  1. Karen says:

    I read this book while we lived in Nebraska (8-10 years ago). While I remember very little about the plot, I do remember having some of the same thoughts as you. The book really drew me in; there was no way I could stop reading, because I cared so much for the characters that I had to finish their stories.

    • CarrieK
      Twitter: booksandmovies

      Karen – I bet living in the setting would have added so much to the reading experience!

  2. bermudaonion(Kathy)
    Twitter: bermudaonion

    It is amazing how much the women before us worked. I get exhausted just thinking about all my grandmother did. This book sounds excellent!

    • CarrieK
      Twitter: booksandmovies

      Kathy – I do, too – it’s no wonder they died so much younger than we do!

  3. Jeane says:

    I have been thinking I should really read this one. Wonderful review.

  4. hillarypat says:

    I really enjoyed this book! It was a great way to start the challenge! I’m a little nervous about Bleak House but I am determined to finish it on time!

    • CarrieK
      Twitter: booksandmovies

      Hillary – I’m getting a bit nervous, too, because my copy hasn’t arrived yet!

      • hillarypat says:

        Oh no! With a book like Bleak House you need it on time! I checked out my copy from the library so I have it for a few weeks. I hope it arrives soon!

  5. Ann says:

    I really enjoyed reading My Antonia.

  6. Sandy
    Twitter: youvegottaread

    This is also on my “always meant to read” list. I’m so bad with classics. I had to chuckle a little because my kids always tell me they could imagine me pioneering the wild, with a hatchet in my hands, killing our next meal. Not sure what that really says about their opinion of me, but it cracks me up. Not sure I could keep up with Antonia though.

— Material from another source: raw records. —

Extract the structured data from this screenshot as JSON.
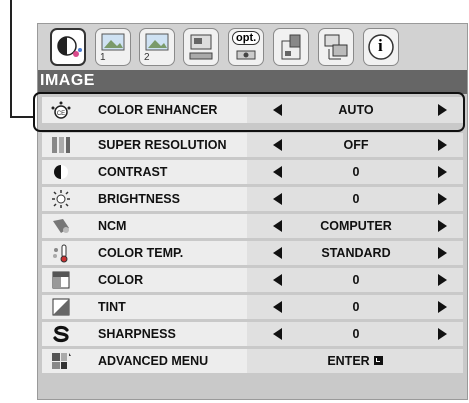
{
  "menu": {
    "header_title": "IMAGE",
    "tabs": [
      {
        "icon": "image-adjust-icon",
        "number": "",
        "active": true
      },
      {
        "icon": "picture-1-icon",
        "number": "1",
        "active": false
      },
      {
        "icon": "picture-2-icon",
        "number": "2",
        "active": false
      },
      {
        "icon": "screen-setup-icon",
        "number": "",
        "active": false
      },
      {
        "icon": "opt-icon",
        "number": "",
        "active": false
      },
      {
        "icon": "install-icon",
        "number": "",
        "active": false
      },
      {
        "icon": "network-icon",
        "number": "",
        "active": false
      },
      {
        "icon": "info-icon",
        "number": "",
        "active": false
      }
    ],
    "tab_opt_label": "opt.",
    "tab_info_label": "i",
    "items": [
      {
        "icon": "color-enhancer-icon",
        "label": "COLOR ENHANCER",
        "value": "AUTO"
      },
      {
        "icon": "super-resolution-icon",
        "label": "SUPER RESOLUTION",
        "value": "OFF"
      },
      {
        "icon": "contrast-icon",
        "label": "CONTRAST",
        "value": "0"
      },
      {
        "icon": "brightness-icon",
        "label": "BRIGHTNESS",
        "value": "0"
      },
      {
        "icon": "ncm-icon",
        "label": "NCM",
        "value": "COMPUTER"
      },
      {
        "icon": "color-temp-icon",
        "label": "COLOR TEMP.",
        "value": "STANDARD"
      },
      {
        "icon": "color-icon",
        "label": "COLOR",
        "value": "0"
      },
      {
        "icon": "tint-icon",
        "label": "TINT",
        "value": "0"
      },
      {
        "icon": "sharpness-icon",
        "label": "SHARPNESS",
        "value": "0"
      },
      {
        "icon": "advanced-menu-icon",
        "label": "ADVANCED MENU",
        "value": "ENTER"
      }
    ]
  },
  "colors": {
    "header_bg": "#666666",
    "row_bg": "#ededed",
    "value_bg": "#e0e0e0",
    "panel_bg": "#c9c9c9"
  }
}
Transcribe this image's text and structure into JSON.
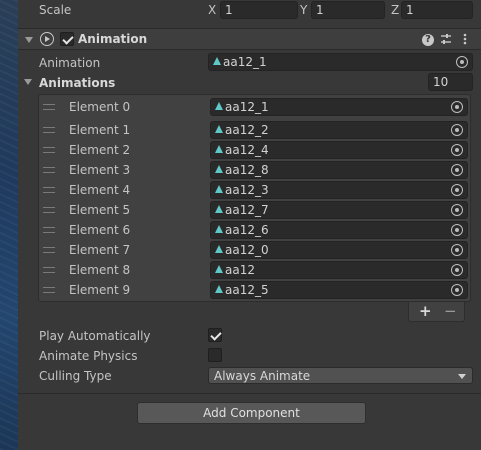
{
  "scale": {
    "label": "Scale",
    "x_label": "X",
    "x": "1",
    "y_label": "Y",
    "y": "1",
    "z_label": "Z",
    "z": "1"
  },
  "component": {
    "title": "Animation",
    "enabled": true,
    "icons": [
      "play-circle-icon",
      "help-icon",
      "settings-sliders-icon",
      "more-vert-icon"
    ]
  },
  "animation_field": {
    "label": "Animation",
    "value": "aa12_1"
  },
  "animations": {
    "label": "Animations",
    "size": "10",
    "elements": [
      {
        "label": "Element 0",
        "value": "aa12_1"
      },
      {
        "label": "Element 1",
        "value": "aa12_2"
      },
      {
        "label": "Element 2",
        "value": "aa12_4"
      },
      {
        "label": "Element 3",
        "value": "aa12_8"
      },
      {
        "label": "Element 4",
        "value": "aa12_3"
      },
      {
        "label": "Element 5",
        "value": "aa12_7"
      },
      {
        "label": "Element 6",
        "value": "aa12_6"
      },
      {
        "label": "Element 7",
        "value": "aa12_0"
      },
      {
        "label": "Element 8",
        "value": "aa12"
      },
      {
        "label": "Element 9",
        "value": "aa12_5"
      }
    ],
    "add_label": "+",
    "remove_label": "−"
  },
  "play_automatically": {
    "label": "Play Automatically",
    "checked": true
  },
  "animate_physics": {
    "label": "Animate Physics",
    "checked": false
  },
  "culling_type": {
    "label": "Culling Type",
    "value": "Always Animate"
  },
  "add_component": {
    "label": "Add Component"
  },
  "colors": {
    "clip_icon": "#5fc8c8",
    "panel_bg": "#383838",
    "field_bg": "#2a2a2a"
  }
}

  7. Beth Hoffman says:

    I often like to read a book that reminds me of how blessed I am to live in this era of convenience, and also, how much I admire my ancestors who cut the road before me. This is exactly the kind of book I’m in the mood to read.

  8. Susan says:

    So glad you read this book. It’s such a subtle novel yet good one! I want to reread it sometime; it’s been a long while.

    • CarrieK
      Twitter: booksandmovies

      Susan – I’m glad I read it, too – it was a good way to kick off the challenge.